(Element data from apps and pages)
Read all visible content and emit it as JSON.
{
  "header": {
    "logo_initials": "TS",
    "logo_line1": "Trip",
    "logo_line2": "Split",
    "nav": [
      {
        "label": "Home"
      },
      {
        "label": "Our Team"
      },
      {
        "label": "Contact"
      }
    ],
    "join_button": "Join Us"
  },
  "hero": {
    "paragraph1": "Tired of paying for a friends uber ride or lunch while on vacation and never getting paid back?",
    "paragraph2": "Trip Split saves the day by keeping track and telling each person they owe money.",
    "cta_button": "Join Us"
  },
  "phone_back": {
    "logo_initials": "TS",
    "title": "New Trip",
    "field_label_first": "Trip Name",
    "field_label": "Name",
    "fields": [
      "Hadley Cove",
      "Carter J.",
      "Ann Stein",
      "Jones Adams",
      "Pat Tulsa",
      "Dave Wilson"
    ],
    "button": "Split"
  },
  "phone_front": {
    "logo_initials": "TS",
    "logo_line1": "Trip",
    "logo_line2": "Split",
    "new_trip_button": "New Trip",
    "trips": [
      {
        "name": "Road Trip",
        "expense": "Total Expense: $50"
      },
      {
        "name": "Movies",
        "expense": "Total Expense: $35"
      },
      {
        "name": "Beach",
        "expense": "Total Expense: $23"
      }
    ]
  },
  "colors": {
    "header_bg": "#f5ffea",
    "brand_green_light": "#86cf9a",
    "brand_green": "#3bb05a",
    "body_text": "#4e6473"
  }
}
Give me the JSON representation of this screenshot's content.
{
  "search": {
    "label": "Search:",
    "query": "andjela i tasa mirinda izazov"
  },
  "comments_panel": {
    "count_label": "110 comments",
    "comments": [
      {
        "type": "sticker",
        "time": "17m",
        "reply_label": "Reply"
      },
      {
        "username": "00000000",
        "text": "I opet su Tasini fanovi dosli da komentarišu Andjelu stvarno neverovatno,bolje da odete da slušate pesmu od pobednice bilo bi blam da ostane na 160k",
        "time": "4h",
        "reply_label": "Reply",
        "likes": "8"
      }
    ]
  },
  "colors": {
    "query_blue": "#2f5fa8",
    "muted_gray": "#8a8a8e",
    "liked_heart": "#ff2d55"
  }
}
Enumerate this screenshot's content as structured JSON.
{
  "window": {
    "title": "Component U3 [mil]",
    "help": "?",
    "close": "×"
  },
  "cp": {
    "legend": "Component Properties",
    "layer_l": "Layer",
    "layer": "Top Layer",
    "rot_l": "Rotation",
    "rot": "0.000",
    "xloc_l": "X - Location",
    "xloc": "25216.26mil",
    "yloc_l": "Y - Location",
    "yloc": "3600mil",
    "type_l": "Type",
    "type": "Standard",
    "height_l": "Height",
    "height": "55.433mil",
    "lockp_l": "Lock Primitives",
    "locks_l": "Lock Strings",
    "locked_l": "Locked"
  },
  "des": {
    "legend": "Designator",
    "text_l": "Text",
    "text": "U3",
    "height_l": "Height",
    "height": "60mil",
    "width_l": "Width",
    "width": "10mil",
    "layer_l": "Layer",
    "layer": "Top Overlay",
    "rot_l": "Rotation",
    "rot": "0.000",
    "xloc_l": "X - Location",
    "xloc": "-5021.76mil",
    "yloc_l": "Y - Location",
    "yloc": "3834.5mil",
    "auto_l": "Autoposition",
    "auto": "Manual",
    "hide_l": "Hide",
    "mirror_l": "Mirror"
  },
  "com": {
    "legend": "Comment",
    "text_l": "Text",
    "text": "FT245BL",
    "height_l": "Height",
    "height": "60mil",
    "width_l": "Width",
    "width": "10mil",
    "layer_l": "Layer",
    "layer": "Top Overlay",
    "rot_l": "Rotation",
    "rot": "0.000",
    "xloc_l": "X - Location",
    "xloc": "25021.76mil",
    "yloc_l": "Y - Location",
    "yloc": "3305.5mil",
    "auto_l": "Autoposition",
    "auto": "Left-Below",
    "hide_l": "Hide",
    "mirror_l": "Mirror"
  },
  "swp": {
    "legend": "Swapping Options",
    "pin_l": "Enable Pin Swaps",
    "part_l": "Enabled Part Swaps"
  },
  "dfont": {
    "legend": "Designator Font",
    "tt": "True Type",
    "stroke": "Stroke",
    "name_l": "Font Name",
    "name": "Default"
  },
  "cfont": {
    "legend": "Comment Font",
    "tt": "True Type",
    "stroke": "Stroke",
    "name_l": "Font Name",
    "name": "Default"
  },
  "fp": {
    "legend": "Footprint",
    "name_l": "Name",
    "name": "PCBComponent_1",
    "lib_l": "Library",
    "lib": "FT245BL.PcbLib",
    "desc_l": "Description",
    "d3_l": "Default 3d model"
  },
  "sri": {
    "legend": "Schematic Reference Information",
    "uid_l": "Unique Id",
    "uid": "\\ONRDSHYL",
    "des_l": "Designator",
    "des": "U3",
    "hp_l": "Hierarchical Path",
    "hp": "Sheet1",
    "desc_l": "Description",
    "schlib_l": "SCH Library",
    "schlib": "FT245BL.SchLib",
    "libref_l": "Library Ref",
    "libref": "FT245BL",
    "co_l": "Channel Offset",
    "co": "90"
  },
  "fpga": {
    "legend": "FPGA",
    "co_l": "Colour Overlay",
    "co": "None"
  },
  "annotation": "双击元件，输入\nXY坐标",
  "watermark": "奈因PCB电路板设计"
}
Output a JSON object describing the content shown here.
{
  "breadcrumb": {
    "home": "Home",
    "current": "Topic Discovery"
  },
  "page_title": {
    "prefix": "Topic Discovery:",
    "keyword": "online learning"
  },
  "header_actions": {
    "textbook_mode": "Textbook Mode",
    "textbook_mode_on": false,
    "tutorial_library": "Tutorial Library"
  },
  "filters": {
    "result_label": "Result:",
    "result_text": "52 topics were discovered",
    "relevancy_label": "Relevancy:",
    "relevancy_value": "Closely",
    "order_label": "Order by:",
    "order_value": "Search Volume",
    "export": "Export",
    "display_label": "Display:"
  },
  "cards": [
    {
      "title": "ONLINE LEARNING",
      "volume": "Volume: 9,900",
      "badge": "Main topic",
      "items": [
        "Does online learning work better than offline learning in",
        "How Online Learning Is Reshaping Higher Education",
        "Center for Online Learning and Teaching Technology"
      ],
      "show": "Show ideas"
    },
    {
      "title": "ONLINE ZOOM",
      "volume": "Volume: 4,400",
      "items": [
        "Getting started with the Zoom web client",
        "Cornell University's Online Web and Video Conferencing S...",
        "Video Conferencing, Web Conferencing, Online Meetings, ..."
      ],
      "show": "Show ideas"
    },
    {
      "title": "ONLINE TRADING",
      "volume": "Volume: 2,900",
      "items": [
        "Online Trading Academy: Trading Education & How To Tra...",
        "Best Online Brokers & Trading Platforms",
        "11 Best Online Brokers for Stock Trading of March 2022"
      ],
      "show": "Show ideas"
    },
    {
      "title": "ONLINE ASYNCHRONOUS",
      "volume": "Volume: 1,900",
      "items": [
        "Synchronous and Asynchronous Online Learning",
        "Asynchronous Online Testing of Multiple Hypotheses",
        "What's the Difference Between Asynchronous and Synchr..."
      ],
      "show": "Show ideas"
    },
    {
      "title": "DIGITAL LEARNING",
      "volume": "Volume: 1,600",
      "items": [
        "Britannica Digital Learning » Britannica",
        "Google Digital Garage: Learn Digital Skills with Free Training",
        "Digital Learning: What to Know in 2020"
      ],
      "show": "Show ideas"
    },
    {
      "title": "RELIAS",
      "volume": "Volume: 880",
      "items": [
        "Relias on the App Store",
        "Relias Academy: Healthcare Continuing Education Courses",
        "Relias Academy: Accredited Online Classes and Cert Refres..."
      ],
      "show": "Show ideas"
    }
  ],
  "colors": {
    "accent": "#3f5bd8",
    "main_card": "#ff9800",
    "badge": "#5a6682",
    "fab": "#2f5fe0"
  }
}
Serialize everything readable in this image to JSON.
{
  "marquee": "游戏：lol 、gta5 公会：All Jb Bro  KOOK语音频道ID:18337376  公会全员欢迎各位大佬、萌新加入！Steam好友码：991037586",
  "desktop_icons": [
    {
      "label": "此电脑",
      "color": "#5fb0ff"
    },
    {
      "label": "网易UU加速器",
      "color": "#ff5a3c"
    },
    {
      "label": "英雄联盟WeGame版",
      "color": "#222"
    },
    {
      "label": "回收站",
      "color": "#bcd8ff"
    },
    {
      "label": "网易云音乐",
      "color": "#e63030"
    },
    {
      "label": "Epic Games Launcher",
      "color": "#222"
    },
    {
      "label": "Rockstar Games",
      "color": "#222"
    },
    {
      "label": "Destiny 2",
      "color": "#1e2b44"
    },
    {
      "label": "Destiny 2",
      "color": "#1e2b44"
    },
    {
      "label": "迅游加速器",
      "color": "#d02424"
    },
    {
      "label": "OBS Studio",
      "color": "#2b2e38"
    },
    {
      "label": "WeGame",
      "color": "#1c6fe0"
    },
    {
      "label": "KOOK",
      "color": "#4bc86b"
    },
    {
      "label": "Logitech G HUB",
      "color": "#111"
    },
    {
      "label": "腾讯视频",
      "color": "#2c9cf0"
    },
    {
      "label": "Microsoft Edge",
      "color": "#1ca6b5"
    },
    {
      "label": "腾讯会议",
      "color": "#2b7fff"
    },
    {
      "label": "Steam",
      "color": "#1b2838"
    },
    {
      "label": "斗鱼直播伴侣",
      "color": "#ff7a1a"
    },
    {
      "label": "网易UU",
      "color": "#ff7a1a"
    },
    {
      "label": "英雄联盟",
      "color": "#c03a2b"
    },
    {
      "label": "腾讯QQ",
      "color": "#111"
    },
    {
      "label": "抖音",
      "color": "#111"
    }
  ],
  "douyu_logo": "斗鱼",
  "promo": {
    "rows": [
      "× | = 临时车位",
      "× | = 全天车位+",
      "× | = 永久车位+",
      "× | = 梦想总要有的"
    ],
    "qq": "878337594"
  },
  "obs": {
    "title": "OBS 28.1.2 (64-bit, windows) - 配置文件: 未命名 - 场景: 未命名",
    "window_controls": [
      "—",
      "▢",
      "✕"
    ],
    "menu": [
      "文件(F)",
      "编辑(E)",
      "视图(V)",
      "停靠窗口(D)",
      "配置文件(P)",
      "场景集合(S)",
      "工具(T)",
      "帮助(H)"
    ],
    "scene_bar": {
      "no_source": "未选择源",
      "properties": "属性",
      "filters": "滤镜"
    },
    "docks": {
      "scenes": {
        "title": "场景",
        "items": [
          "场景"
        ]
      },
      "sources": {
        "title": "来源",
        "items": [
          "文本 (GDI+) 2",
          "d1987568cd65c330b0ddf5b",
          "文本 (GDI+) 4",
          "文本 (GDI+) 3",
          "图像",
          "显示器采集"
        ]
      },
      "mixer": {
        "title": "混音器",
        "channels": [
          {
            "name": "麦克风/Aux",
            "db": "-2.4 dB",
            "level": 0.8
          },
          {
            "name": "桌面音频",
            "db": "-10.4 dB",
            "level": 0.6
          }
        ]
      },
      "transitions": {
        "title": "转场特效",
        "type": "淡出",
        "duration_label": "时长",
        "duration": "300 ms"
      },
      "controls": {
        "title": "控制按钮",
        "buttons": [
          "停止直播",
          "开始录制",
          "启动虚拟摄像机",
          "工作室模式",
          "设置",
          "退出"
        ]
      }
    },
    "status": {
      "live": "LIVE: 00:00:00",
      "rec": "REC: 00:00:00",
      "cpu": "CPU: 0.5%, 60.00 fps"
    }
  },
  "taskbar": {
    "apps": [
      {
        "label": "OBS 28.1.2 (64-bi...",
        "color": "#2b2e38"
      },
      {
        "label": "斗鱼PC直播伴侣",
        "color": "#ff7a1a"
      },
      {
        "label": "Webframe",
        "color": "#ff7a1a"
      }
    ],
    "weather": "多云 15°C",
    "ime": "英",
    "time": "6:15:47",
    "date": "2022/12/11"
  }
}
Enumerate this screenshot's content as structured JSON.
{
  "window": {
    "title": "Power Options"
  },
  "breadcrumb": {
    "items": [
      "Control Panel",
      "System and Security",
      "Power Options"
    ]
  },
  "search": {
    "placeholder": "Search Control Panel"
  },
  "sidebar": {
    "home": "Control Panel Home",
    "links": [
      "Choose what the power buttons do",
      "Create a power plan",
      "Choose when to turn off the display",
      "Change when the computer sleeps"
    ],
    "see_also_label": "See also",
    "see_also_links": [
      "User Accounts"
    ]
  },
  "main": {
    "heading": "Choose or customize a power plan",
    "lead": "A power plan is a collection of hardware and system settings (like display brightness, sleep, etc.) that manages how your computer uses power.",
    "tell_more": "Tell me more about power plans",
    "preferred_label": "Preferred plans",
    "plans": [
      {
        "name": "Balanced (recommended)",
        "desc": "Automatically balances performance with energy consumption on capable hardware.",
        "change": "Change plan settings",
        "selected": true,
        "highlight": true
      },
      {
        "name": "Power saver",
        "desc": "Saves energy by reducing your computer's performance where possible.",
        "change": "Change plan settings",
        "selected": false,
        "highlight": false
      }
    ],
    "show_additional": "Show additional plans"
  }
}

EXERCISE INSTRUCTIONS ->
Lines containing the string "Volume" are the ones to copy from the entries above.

TASK SOLUTION ->
    "order_value": "Search Volume",
      "volume": "Volume: 9,900",
      "volume": "Volume: 4,400",
      "volume": "Volume: 2,900",
      "volume": "Volume: 1,900",
      "volume": "Volume: 1,600",
      "volume": "Volume: 880",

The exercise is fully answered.